So it fits perfectly. The eighth day of Chanukah is the day when we are supposed to gather in all of the ideas that we have been discussing and thinking about over Chanukah, and absorb them. So that when Chanukah ends, the impact of all of these ideas remains. Just like how on the eighth day of Sukkos we are supposed to gather in and maintain that which we gained on Sukkos.

We know the Menorah is placed opposite the Mezzuzah. The Sfas Emes points out in several places (see for example Chanukah year 5665) that just like the Mezzuzah is “fixed in the pesach le’olam”, so to the reshimah, the effect, of the ner Chanukah should be “nishar kavuah”, should always be there. The ner Chanukah is supposed to always have an impact on us beyond Chanukah. This is the idea of Zos Chanukah and it is exactly parallel to that of Shemini Atzeres.

The Sfas Emes goes even further. The Torah leining on Zos Chanukah is the end of Parshas Naso followed by the very beginning of Parshas Bahaalosecha, where the lighting of the Menorah is mentioned. Exactly. The Sfas Emes explains (Chanukah years 5640 and 5642-43) that the dedication of the Mishkan leads into the lighting of the Menorah. As we discussed, the lighting of the Menorah represents the Torah SheBe’al Peh, and the lighting of our Menorah is viewed as the Hemshech, continuation, of the lighting of the Menorah in the Beis Hamikdash as the Ramban explains at the beginning of Parshas BeHa’alosecha. Therefore, the Kriyas Hatorah on Zos Chanukah represents exactly this idea of continuity. The Chanukas Hamishkan of the Nesiim, which we read about on Chanukah, continues, in that the Chanukas Hamishkan lead to the lighting of the Menorah, and the lighting of the Menorah leads to the lighting on Chanukah b’zman hazeh. Zos Chanukah represents a continuity of the lessons of Chanukah.

One of the main lessons of Chanukah that we focus on is Torah SheBea’l Peh. Today on Zos Chanukah we have to fully commit ourselves to believing in the Torah SheBe’al Peh and following the Torah SheBe’al Peh as it was transmitted to us by our great Torah leaders. We have to commit ourselves to learn the Torah SheBe’al Peh. Every ben Torah should make a plan to finish Shas Mishnayos and to ultimately finish Shas itself. If a person learns two mishnayos a day, he’ll finish one seder of Mishnayos every year. If he commits to learning 4 mishnayos a day, he’ll finish a seder every six months. If a person starts Amud Yomi today, he’ll finish Shas in around 15 years. It’s a very good idea. Chanukah is the time to make that commitment and Zos Chanukah is the time to concretize that commitment. It might be difficult, but one lesson we learn from the Chashmonaim is to be moser nefesh for limud Torah. We need to express that mesirus nefesh in our commitment.

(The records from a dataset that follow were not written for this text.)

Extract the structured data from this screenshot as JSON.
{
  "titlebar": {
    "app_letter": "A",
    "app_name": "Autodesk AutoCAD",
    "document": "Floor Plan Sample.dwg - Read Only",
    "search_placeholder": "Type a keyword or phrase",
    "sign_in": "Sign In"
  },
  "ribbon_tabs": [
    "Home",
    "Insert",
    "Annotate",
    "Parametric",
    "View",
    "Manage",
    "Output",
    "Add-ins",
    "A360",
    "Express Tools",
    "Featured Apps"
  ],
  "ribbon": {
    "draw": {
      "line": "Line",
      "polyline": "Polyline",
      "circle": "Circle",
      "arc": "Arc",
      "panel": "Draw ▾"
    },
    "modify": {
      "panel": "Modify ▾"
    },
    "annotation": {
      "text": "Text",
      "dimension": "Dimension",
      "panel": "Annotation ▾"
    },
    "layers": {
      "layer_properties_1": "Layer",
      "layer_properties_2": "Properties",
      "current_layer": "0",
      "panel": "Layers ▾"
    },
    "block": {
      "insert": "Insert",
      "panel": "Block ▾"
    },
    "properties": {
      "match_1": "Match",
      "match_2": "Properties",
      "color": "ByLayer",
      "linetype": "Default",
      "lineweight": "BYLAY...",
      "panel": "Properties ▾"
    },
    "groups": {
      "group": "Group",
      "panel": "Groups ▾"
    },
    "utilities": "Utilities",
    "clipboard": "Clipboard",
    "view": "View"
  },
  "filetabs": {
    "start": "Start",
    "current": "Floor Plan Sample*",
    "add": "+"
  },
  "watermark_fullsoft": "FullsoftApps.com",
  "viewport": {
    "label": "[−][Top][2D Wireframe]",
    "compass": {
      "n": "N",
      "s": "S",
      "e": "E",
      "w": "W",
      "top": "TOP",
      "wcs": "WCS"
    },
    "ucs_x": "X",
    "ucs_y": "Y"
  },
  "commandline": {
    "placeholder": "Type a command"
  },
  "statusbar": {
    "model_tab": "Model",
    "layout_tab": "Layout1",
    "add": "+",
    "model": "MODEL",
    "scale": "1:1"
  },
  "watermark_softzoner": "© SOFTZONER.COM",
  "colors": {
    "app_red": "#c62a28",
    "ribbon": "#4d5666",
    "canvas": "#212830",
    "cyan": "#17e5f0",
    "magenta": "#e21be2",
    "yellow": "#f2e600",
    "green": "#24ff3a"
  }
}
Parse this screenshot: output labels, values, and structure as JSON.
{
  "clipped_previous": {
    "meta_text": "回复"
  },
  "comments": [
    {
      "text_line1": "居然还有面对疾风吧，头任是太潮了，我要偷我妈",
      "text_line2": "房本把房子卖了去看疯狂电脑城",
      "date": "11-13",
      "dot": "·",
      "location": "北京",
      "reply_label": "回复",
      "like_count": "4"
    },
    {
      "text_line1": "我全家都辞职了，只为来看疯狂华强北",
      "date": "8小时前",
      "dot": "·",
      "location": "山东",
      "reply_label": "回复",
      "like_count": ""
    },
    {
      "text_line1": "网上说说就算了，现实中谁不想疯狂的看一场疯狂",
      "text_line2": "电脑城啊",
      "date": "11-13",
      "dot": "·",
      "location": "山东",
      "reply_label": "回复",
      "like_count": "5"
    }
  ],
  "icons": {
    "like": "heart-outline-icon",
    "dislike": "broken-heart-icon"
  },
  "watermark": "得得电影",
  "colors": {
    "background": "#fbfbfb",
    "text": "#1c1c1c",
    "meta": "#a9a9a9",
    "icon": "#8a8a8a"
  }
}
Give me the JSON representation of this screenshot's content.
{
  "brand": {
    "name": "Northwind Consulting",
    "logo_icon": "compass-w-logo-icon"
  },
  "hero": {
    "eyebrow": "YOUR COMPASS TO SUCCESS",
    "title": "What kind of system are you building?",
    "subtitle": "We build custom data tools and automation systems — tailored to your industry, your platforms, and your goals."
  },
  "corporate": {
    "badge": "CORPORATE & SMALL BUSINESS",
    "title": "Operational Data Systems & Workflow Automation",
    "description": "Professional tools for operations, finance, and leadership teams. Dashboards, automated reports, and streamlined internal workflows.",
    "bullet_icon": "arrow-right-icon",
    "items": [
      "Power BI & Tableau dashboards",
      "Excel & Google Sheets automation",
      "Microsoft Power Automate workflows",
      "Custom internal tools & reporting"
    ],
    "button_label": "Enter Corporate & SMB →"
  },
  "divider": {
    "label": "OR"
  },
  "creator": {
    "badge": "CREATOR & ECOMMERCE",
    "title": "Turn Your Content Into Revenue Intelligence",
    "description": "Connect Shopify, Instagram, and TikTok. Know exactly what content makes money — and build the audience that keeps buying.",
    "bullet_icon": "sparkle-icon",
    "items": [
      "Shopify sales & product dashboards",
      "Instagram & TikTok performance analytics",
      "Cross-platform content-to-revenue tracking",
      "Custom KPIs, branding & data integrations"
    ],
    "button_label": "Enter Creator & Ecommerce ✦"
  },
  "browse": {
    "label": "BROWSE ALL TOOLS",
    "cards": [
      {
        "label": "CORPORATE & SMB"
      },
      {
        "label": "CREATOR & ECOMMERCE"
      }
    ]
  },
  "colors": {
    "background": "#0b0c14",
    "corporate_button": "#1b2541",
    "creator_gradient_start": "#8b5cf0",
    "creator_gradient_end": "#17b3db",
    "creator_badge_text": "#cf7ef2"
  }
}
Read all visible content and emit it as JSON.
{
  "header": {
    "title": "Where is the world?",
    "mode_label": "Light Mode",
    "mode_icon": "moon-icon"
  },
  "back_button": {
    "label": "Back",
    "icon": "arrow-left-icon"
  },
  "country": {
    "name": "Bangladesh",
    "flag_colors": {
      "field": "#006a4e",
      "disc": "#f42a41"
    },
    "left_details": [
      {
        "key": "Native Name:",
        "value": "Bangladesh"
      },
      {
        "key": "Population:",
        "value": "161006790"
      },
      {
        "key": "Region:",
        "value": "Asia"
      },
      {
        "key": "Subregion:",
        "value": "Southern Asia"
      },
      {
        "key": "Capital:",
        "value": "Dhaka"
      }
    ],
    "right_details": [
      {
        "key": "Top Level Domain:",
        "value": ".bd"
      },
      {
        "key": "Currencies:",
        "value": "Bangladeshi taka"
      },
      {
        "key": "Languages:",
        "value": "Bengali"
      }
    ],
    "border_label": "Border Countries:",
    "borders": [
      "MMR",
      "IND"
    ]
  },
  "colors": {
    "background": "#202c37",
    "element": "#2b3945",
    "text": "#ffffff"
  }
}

Let us all absorb the message of Zos Chanukah and take the messages of Chanukah and absorb them as part of our lives.

Zos Chanukah.

Rav Hirsch (Vayikra p. 685-686) explains the following idea. The root „atzar‟ in Hebrew means to stop, to retain, to maintain one‟s position. Shmini Atzeres is celebrated at the end of Succos. Based on this, Rav Hirsch writes we think the word atzeres means to designate a day which is not fixed to bring new lessons and new truths for us to accept and assimilate, but which has the mission to keep us still before the presence of Hashem, to strengthen and solidify the impressions and knowledge we have already gained, so that they remain with us permanently and do not become lost in the hurley burley of life. A person experiences yom tov, and during yom tov there are additional mitzvos and more kedushah, more ruchnius; therefore, a person naturally grows in his Avodas Hashem. But then the special yom tov period ends, and the challenge becomes to maintain and retain that which we have gained during yom tov. Rav Hirsch continues, “persistence, remaining with Hashem and holding fast to all the spiritual acquisitions obtained, that is the meaning of atzeres.” This is why Shmini Atzeres is called „Atzeres‟. At the end of Succos, we have a day set aside for absorbing and solidifying that which we gained during Succos.